I am informed that I have incurred the displeasure of the commissioners of plantations for withdrawing troops from their neighborhood to concentrate them here, in order to enable me to make this attack, and that they induced General Thomas to ask you to remove me from command of the post in consequence. I consider that the best way of protecting them is to attack the enemy on the other side of the bayou, instead of waiting for them to attack me on this side.
H. T. REID,
JACKSON, May 12, 1863.
Lieutenant-Colonel BINMORE, Assistant Adjutant-GENERAL:
The following dispatch was received at 11 p. m. last night from General Dodge:
Scouts are coming in from all directions-one from Tuscumbia and one from south and southeast. All the troops from Decatur to Bear Creek have moved in three columns southwest, said to be going to Tupelo, Fulton, and Columbus. Report that [J. B.] Biffle has crossed Tennessee and gone to Fulton. Reason given that they cannot live in the valley. Scouts say Streight was captured within 20 miles of Rome, Ga., and taken there. There are 41 of his wounded and 2 surgeons at Somerville, Ala. Forrest and a force in Georgia captured him. This is all rebel report, but comes by all the scouts. One says he was captured at Blountsville; another says he lost 300 prisoners at Stringer's Gap. He destroyed all of rebel train. There is a movement of a considerable force from the north of Ripley to south side; thence through Russellville toward Columbus or Tupelo. Flag of truce I sent up valley was stopped and turned back, and it was to prevent our finding out this move. I know to certainty that all the troops south of the river have passed south on three roads, as I have cut these roads in several places to-day and all reports agree; also the scouts from up the valley tell the same story. This may have some relation with the Vicksburg report. I send scouts south to-night, and would suggest that they be sent from La Grange.

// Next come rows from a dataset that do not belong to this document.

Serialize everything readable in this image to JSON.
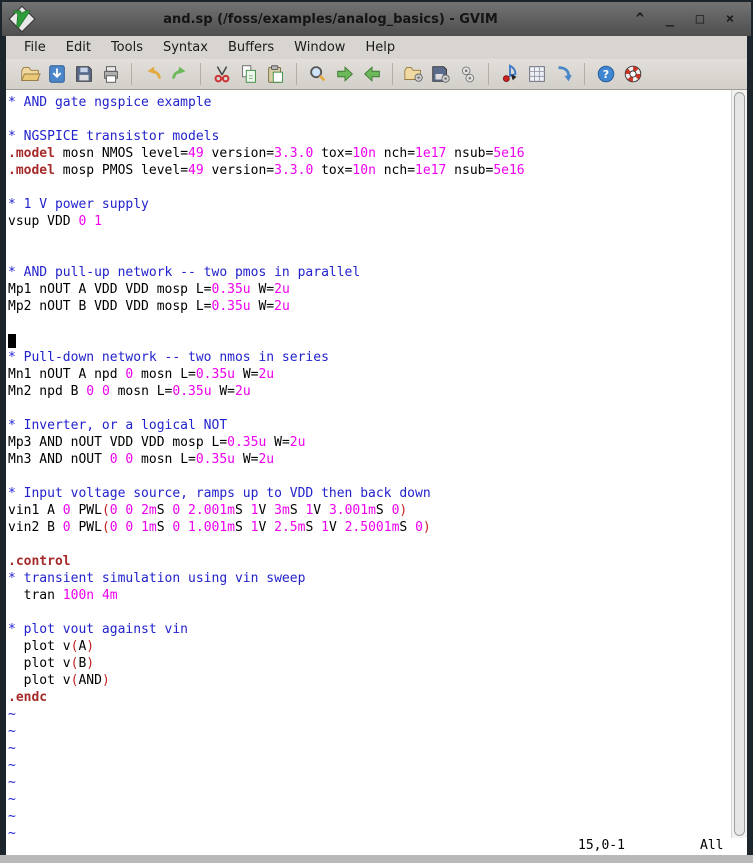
{
  "window": {
    "title": "and.sp (/foss/examples/analog_basics) - GVIM",
    "controls": [
      {
        "name": "shade",
        "glyph": "^"
      },
      {
        "name": "minimize",
        "glyph": "_"
      },
      {
        "name": "maximize",
        "glyph": "□"
      },
      {
        "name": "close",
        "glyph": "×"
      }
    ]
  },
  "menubar": {
    "items": [
      "File",
      "Edit",
      "Tools",
      "Syntax",
      "Buffers",
      "Window",
      "Help"
    ]
  },
  "toolbar": {
    "groups": [
      [
        "open-file",
        "save-file",
        "save-all",
        "print"
      ],
      [
        "undo",
        "redo"
      ],
      [
        "cut",
        "copy",
        "paste"
      ],
      [
        "find-replace",
        "find-next",
        "find-prev"
      ],
      [
        "load-session",
        "save-session",
        "run-script"
      ],
      [
        "make",
        "build-tags",
        "tag-jump"
      ],
      [
        "help",
        "find-in-help"
      ]
    ]
  },
  "colors": {
    "comment": "#2222cc",
    "statement": "#a52a2a",
    "number": "#ee00ee",
    "paren": "#c22121",
    "background": "#ffffff",
    "frame": "#1c242c"
  },
  "editor": {
    "cursor_line": 15,
    "tilde_count": 8,
    "ruler": "15,0-1",
    "scroll_pos": "All",
    "lines": [
      [
        [
          "c",
          "* AND gate ngspice example"
        ]
      ],
      [],
      [
        [
          "c",
          "* NGSPICE transistor models"
        ]
      ],
      [
        [
          "k",
          ".model"
        ],
        [
          "t",
          " mosn NMOS level="
        ],
        [
          "n",
          "49"
        ],
        [
          "t",
          " version="
        ],
        [
          "n",
          "3.3.0"
        ],
        [
          "t",
          " tox="
        ],
        [
          "n",
          "10n"
        ],
        [
          "t",
          " nch="
        ],
        [
          "n",
          "1e17"
        ],
        [
          "t",
          " nsub="
        ],
        [
          "n",
          "5e16"
        ]
      ],
      [
        [
          "k",
          ".model"
        ],
        [
          "t",
          " mosp PMOS level="
        ],
        [
          "n",
          "49"
        ],
        [
          "t",
          " version="
        ],
        [
          "n",
          "3.3.0"
        ],
        [
          "t",
          " tox="
        ],
        [
          "n",
          "10n"
        ],
        [
          "t",
          " nch="
        ],
        [
          "n",
          "1e17"
        ],
        [
          "t",
          " nsub="
        ],
        [
          "n",
          "5e16"
        ]
      ],
      [],
      [
        [
          "c",
          "* 1 V power supply"
        ]
      ],
      [
        [
          "t",
          "vsup VDD "
        ],
        [
          "n",
          "0"
        ],
        [
          "t",
          " "
        ],
        [
          "n",
          "1"
        ]
      ],
      [],
      [],
      [
        [
          "c",
          "* AND pull-up network -- two pmos in parallel"
        ]
      ],
      [
        [
          "t",
          "Mp1 nOUT A VDD VDD mosp L="
        ],
        [
          "n",
          "0.35u"
        ],
        [
          "t",
          " W="
        ],
        [
          "n",
          "2u"
        ]
      ],
      [
        [
          "t",
          "Mp2 nOUT B VDD VDD mosp L="
        ],
        [
          "n",
          "0.35u"
        ],
        [
          "t",
          " W="
        ],
        [
          "n",
          "2u"
        ]
      ],
      [],
      [],
      [
        [
          "c",
          "* Pull-down network -- two nmos in series"
        ]
      ],
      [
        [
          "t",
          "Mn1 nOUT A npd "
        ],
        [
          "n",
          "0"
        ],
        [
          "t",
          " mosn L="
        ],
        [
          "n",
          "0.35u"
        ],
        [
          "t",
          " W="
        ],
        [
          "n",
          "2u"
        ]
      ],
      [
        [
          "t",
          "Mn2 npd B "
        ],
        [
          "n",
          "0"
        ],
        [
          "t",
          " "
        ],
        [
          "n",
          "0"
        ],
        [
          "t",
          " mosn L="
        ],
        [
          "n",
          "0.35u"
        ],
        [
          "t",
          " W="
        ],
        [
          "n",
          "2u"
        ]
      ],
      [],
      [
        [
          "c",
          "* Inverter, or a logical NOT"
        ]
      ],
      [
        [
          "t",
          "Mp3 AND nOUT VDD VDD mosp L="
        ],
        [
          "n",
          "0.35u"
        ],
        [
          "t",
          " W="
        ],
        [
          "n",
          "2u"
        ]
      ],
      [
        [
          "t",
          "Mn3 AND nOUT "
        ],
        [
          "n",
          "0"
        ],
        [
          "t",
          " "
        ],
        [
          "n",
          "0"
        ],
        [
          "t",
          " mosn L="
        ],
        [
          "n",
          "0.35u"
        ],
        [
          "t",
          " W="
        ],
        [
          "n",
          "2u"
        ]
      ],
      [],
      [
        [
          "c",
          "* Input voltage source, ramps up to VDD then back down"
        ]
      ],
      [
        [
          "t",
          "vin1 A "
        ],
        [
          "n",
          "0"
        ],
        [
          "t",
          " PWL"
        ],
        [
          "p",
          "("
        ],
        [
          "n",
          "0"
        ],
        [
          "t",
          " "
        ],
        [
          "n",
          "0"
        ],
        [
          "t",
          " "
        ],
        [
          "n",
          "2m"
        ],
        [
          "t",
          "S "
        ],
        [
          "n",
          "0"
        ],
        [
          "t",
          " "
        ],
        [
          "n",
          "2.001m"
        ],
        [
          "t",
          "S "
        ],
        [
          "n",
          "1"
        ],
        [
          "t",
          "V "
        ],
        [
          "n",
          "3m"
        ],
        [
          "t",
          "S "
        ],
        [
          "n",
          "1"
        ],
        [
          "t",
          "V "
        ],
        [
          "n",
          "3.001m"
        ],
        [
          "t",
          "S "
        ],
        [
          "n",
          "0"
        ],
        [
          "p",
          ")"
        ]
      ],
      [
        [
          "t",
          "vin2 B "
        ],
        [
          "n",
          "0"
        ],
        [
          "t",
          " PWL"
        ],
        [
          "p",
          "("
        ],
        [
          "n",
          "0"
        ],
        [
          "t",
          " "
        ],
        [
          "n",
          "0"
        ],
        [
          "t",
          " "
        ],
        [
          "n",
          "1m"
        ],
        [
          "t",
          "S "
        ],
        [
          "n",
          "0"
        ],
        [
          "t",
          " "
        ],
        [
          "n",
          "1.001m"
        ],
        [
          "t",
          "S "
        ],
        [
          "n",
          "1"
        ],
        [
          "t",
          "V "
        ],
        [
          "n",
          "2.5m"
        ],
        [
          "t",
          "S "
        ],
        [
          "n",
          "1"
        ],
        [
          "t",
          "V "
        ],
        [
          "n",
          "2.5001m"
        ],
        [
          "t",
          "S "
        ],
        [
          "n",
          "0"
        ],
        [
          "p",
          ")"
        ]
      ],
      [],
      [
        [
          "k",
          ".control"
        ]
      ],
      [
        [
          "c",
          "* transient simulation using vin sweep"
        ]
      ],
      [
        [
          "t",
          "  tran "
        ],
        [
          "n",
          "100n"
        ],
        [
          "t",
          " "
        ],
        [
          "n",
          "4m"
        ]
      ],
      [],
      [
        [
          "c",
          "* plot vout against vin"
        ]
      ],
      [
        [
          "t",
          "  plot v"
        ],
        [
          "p",
          "("
        ],
        [
          "t",
          "A"
        ],
        [
          "p",
          ")"
        ]
      ],
      [
        [
          "t",
          "  plot v"
        ],
        [
          "p",
          "("
        ],
        [
          "t",
          "B"
        ],
        [
          "p",
          ")"
        ]
      ],
      [
        [
          "t",
          "  plot v"
        ],
        [
          "p",
          "("
        ],
        [
          "t",
          "AND"
        ],
        [
          "p",
          ")"
        ]
      ],
      [
        [
          "k",
          ".endc"
        ]
      ]
    ]
  }
}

G. M. DODGE,
R. J. OGLESBY.
HDQRS. DEPT. OF THE GULF, Alexandria, La., May 13, 1863.
More complete investigation of the country on the Red and Mississippi Rivers leads me to believe that it is possible for me to join you. I shall make every sacrifice and hazard everything to accomplish this object. My advance will move to Simsport, Red River, to-day. I